In contrast to the earlier, Standing Lincoln, this second monument by Augustus Saint-Gaudens shows Lincoln seated in the chair of state, looking even more remote, dwelling on the concerns of his office and elevated on a much higher and less approachable plinth. Both artworks, however, were framed by a large semi-circular stone bench that formed the limits of a broad platform
Photo ©: Jyoti Srivastava


Seated Lincoln


1908, installed 1926


Augustus Saint-Gaudens (1848-1907) and Stanford White


Grant Park
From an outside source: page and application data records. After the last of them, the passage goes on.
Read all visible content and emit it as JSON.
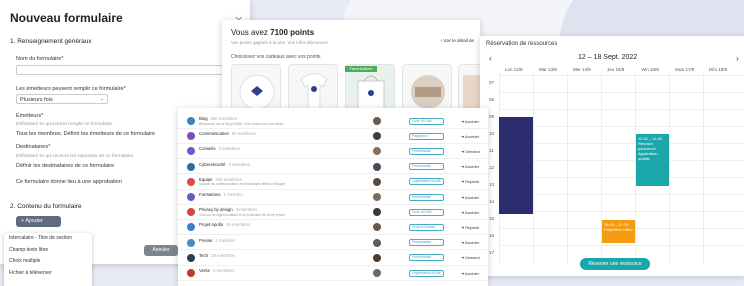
{
  "form": {
    "title": "Nouveau formulaire",
    "close_icon": "close-icon",
    "section1": "1. Renseignement généraux",
    "name_label": "Nom du formulaire*",
    "emitters_label": "Les émetteurs peuvent remplir ce formulaire*",
    "emitters_value": "Plusieurs fois",
    "emitteurs_heading": "Émetteurs*",
    "emitteurs_help": "Définissez ici qui pourra remplir ce formulaire.",
    "emitteurs_value": "Tous les membres. Définir les émetteurs de ce formulaire",
    "dest_heading": "Destinataires*",
    "dest_help": "Définissez ici qui recevra les réponses de ce formulaire.",
    "dest_value": "Définir les destinataires de ce formulaire",
    "approval_text": "Ce formulaire donne lieu à une approbation",
    "section2": "2. Contenu du formulaire",
    "add_button": "+ Ajouter",
    "menu_items": [
      "Intercalaire - Titre de section",
      "Champ texte libre",
      "Choix multiple",
      "Fichier à téléverser"
    ],
    "cancel_button": "Annuler"
  },
  "rewards": {
    "title_prefix": "Vous avez ",
    "points": "7100 points",
    "subtitle": "Vos points gagnés à la une. Vos infos découvrez",
    "choose_text": "Choisissez vos cadeaux avec vos points",
    "details_link": "Voir le détail de",
    "ribbon": "Favoris/Avez"
  },
  "communities": [
    {
      "name": "Blog",
      "members": "250 membres",
      "sub": "Bienvenue sur le blog AGME, Une vitrine pour vos idées",
      "badge": "Code d'ICAM",
      "action": "Accéder",
      "color": "#3b82c4"
    },
    {
      "name": "Communication",
      "members": "93 membres",
      "sub": "",
      "badge": "Pagination",
      "action": "Accéder",
      "color": "#7c4dbf"
    },
    {
      "name": "Conseils",
      "members": "2 membres",
      "sub": "",
      "badge": "Personnalisé",
      "action": "Demand",
      "color": "#6a5acd"
    },
    {
      "name": "Cybersécurité",
      "members": "3 membres",
      "sub": "",
      "badge": "Personnalisé",
      "action": "Accéder",
      "color": "#2b6ca3"
    },
    {
      "name": "Equipe",
      "members": "240 membres",
      "sub": "Espace de communication et d'échanges dédié à l'équipe",
      "badge": "Organisation AGME",
      "action": "Rejoindr",
      "color": "#e04848"
    },
    {
      "name": "Formations",
      "members": "1 membre",
      "sub": "",
      "badge": "Personnalisé",
      "action": "Accéder",
      "color": "#5b5fc7"
    },
    {
      "name": "Privacy by design",
      "members": "3 membres",
      "sub": "Tout sur la réglementation et la protection de la vie privée",
      "badge": "Code d'ICAM",
      "action": "Accéder",
      "color": "#d64545"
    },
    {
      "name": "Projet Apollo",
      "members": "46 membres",
      "sub": "",
      "badge": "Projet à l'Annee",
      "action": "Rejoindr",
      "color": "#3a7bd5"
    },
    {
      "name": "Presse",
      "members": "1 membre",
      "sub": "",
      "badge": "Personnalisé",
      "action": "Accéder",
      "color": "#4b8bbe"
    },
    {
      "name": "Tech",
      "members": "29 membres",
      "sub": "",
      "badge": "Personnalisé",
      "action": "Demand",
      "color": "#2c3e50"
    },
    {
      "name": "Vente",
      "members": "2 membres",
      "sub": "",
      "badge": "Organisation AGME",
      "action": "Accéder",
      "color": "#c0392b"
    }
  ],
  "calendar": {
    "title": "Réservation de ressources",
    "range": "12 – 18 Sept. 2022",
    "days": [
      "Lun 12/9",
      "Mar 13/9",
      "Mer 14/9",
      "Jeu 15/9",
      "Ven 16/9",
      "Sam 17/9",
      "Dim 18/9"
    ],
    "hours": [
      "07",
      "08",
      "09",
      "10",
      "11",
      "12",
      "13",
      "14",
      "15",
      "16",
      "17"
    ],
    "event_green_time": "11:30 – 14:30",
    "event_green_title": "Réunion personnel Application mobile",
    "event_orange_time": "16:00 – 17:30",
    "event_orange_title": "Projection vidéo",
    "reserve_button": "Réserver une ressource",
    "colors": {
      "navy": "#2b2d6e",
      "teal": "#1ba7a9",
      "orange": "#f39c12"
    }
  }
}
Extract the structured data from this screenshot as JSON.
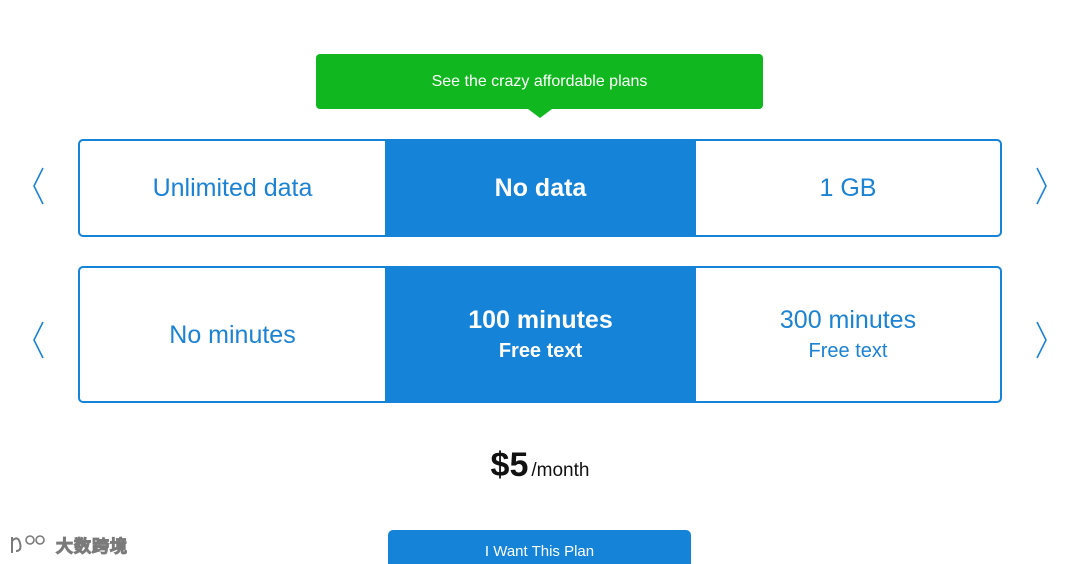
{
  "banner": {
    "text": "See the crazy affordable plans"
  },
  "data_selector": {
    "options": [
      {
        "label": "Unlimited data"
      },
      {
        "label": "No data"
      },
      {
        "label": "1 GB"
      }
    ],
    "selected_index": 1
  },
  "minutes_selector": {
    "options": [
      {
        "label": "No minutes",
        "sub": ""
      },
      {
        "label": "100 minutes",
        "sub": "Free text"
      },
      {
        "label": "300 minutes",
        "sub": "Free text"
      }
    ],
    "selected_index": 1
  },
  "price": {
    "amount": "$5",
    "period": "/month"
  },
  "cta": {
    "label": "I Want This Plan"
  },
  "watermark": {
    "text": "大数跨境"
  },
  "colors": {
    "accent": "#1483d8",
    "banner": "#10b71e",
    "text_blue": "#1b82d4"
  },
  "icons": {
    "prev": "chevron-left-icon",
    "next": "chevron-right-icon"
  }
}
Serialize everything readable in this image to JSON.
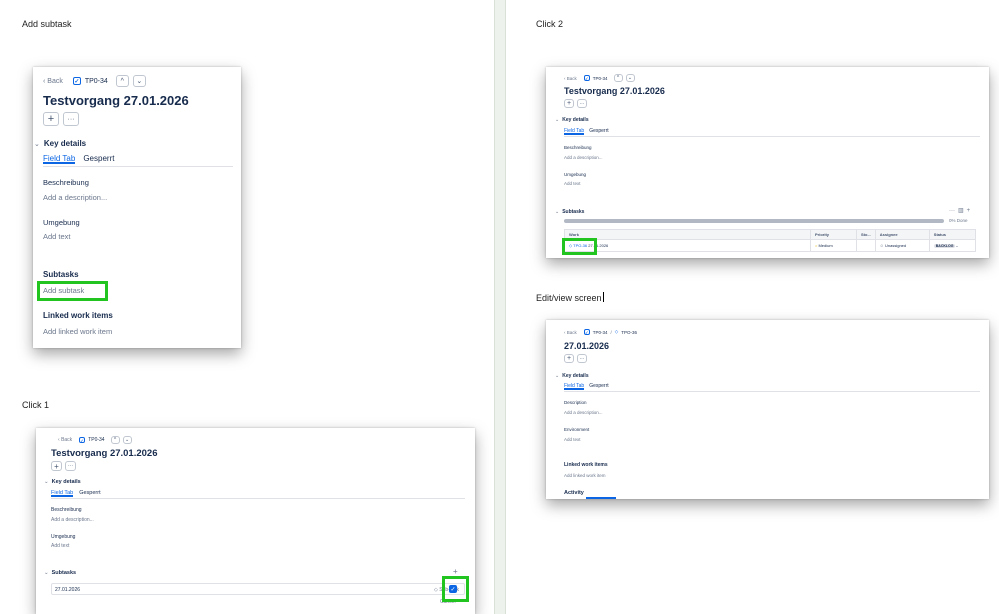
{
  "annotations": {
    "add_subtask": "Add subtask",
    "click_1": "Click 1",
    "click_2": "Click 2",
    "edit_view": "Edit/view screen"
  },
  "issue": {
    "back": "Back",
    "key": "TP0-34",
    "title": "Testvorgang 27.01.2026",
    "plus": "+",
    "more": "···",
    "key_details": "Key details",
    "tab_field": "Field Tab",
    "tab_locked": "Gesperrt",
    "beschreibung": "Beschreibung",
    "add_description": "Add a description...",
    "umgebung": "Umgebung",
    "add_text": "Add text",
    "subtasks": "Subtasks",
    "add_subtask": "Add subtask",
    "linked": "Linked work items",
    "add_linked": "Add linked work item"
  },
  "click1": {
    "subtask_input_value": "27.01.2026",
    "subtask_type": "Sub-task",
    "cancel": "Cancel",
    "confirm": "✓"
  },
  "click2": {
    "progress_text": "0% Done",
    "columns": [
      "Work",
      "Priority",
      "Sto...",
      "Assignee",
      "Status"
    ],
    "row": {
      "key": "TPO-36",
      "summary": "27.01.2026",
      "priority": "Medium",
      "assignee": "Unassigned",
      "status": "BACKLOG"
    }
  },
  "editview": {
    "breadcrumb_parent": "TP0-34",
    "breadcrumb_sep": "/",
    "breadcrumb_child": "TPO-36",
    "title": "27.01.2026",
    "description": "Description",
    "environment": "Environment",
    "activity": "Activity"
  },
  "colors": {
    "highlight": "#22c41f",
    "accent": "#0c66e4"
  }
}
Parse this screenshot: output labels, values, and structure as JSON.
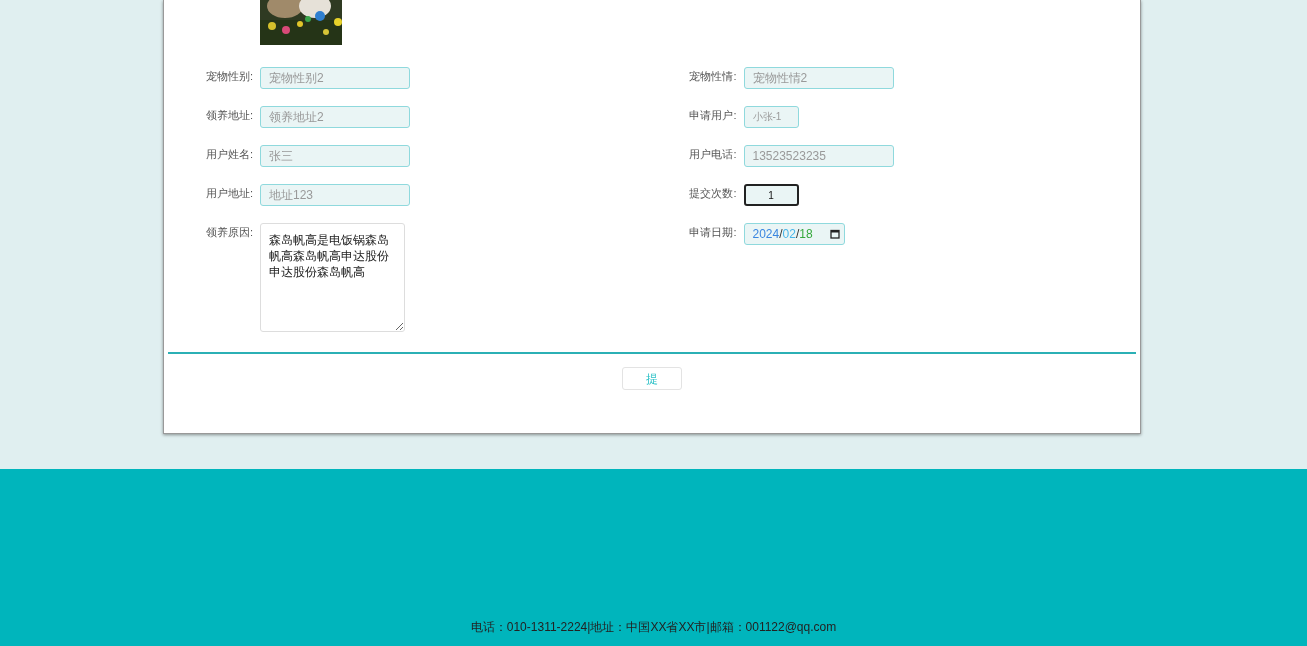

Many regard the “Standing” Lincoln in Lincoln Park as one of the great masterpieces of public art, created as a collaboration between celebrated sculptor Augustus Saint-Gaudens and his architect Stanford White. But in the sculptor’s own opinion, his best was the version of Lincoln seated in a chair which was completed twenty years later. Saint-Gaudens was driven to improve on his earlier work, and took many years to complete the new work. Ironically Saint-Gaudens and White had both died by the time of the final installation at Grant Park in 1926. In “Head of State”, Saint-Gaudens sought to portray Lincoln at the end of his life – in a state of isolation and refection at the end of the Civil War – and unknowingly approaching the end of his life. Stanford White’s base for the sculpture is of grey granite, and the background is a sweeping classical exedra in white marble. Similar to the earlier Lincoln Park sculpture, the exedra was a communal seating area for visitors to share the spirit of reflection on Lincoln and the complex circumstances and ironies of his life.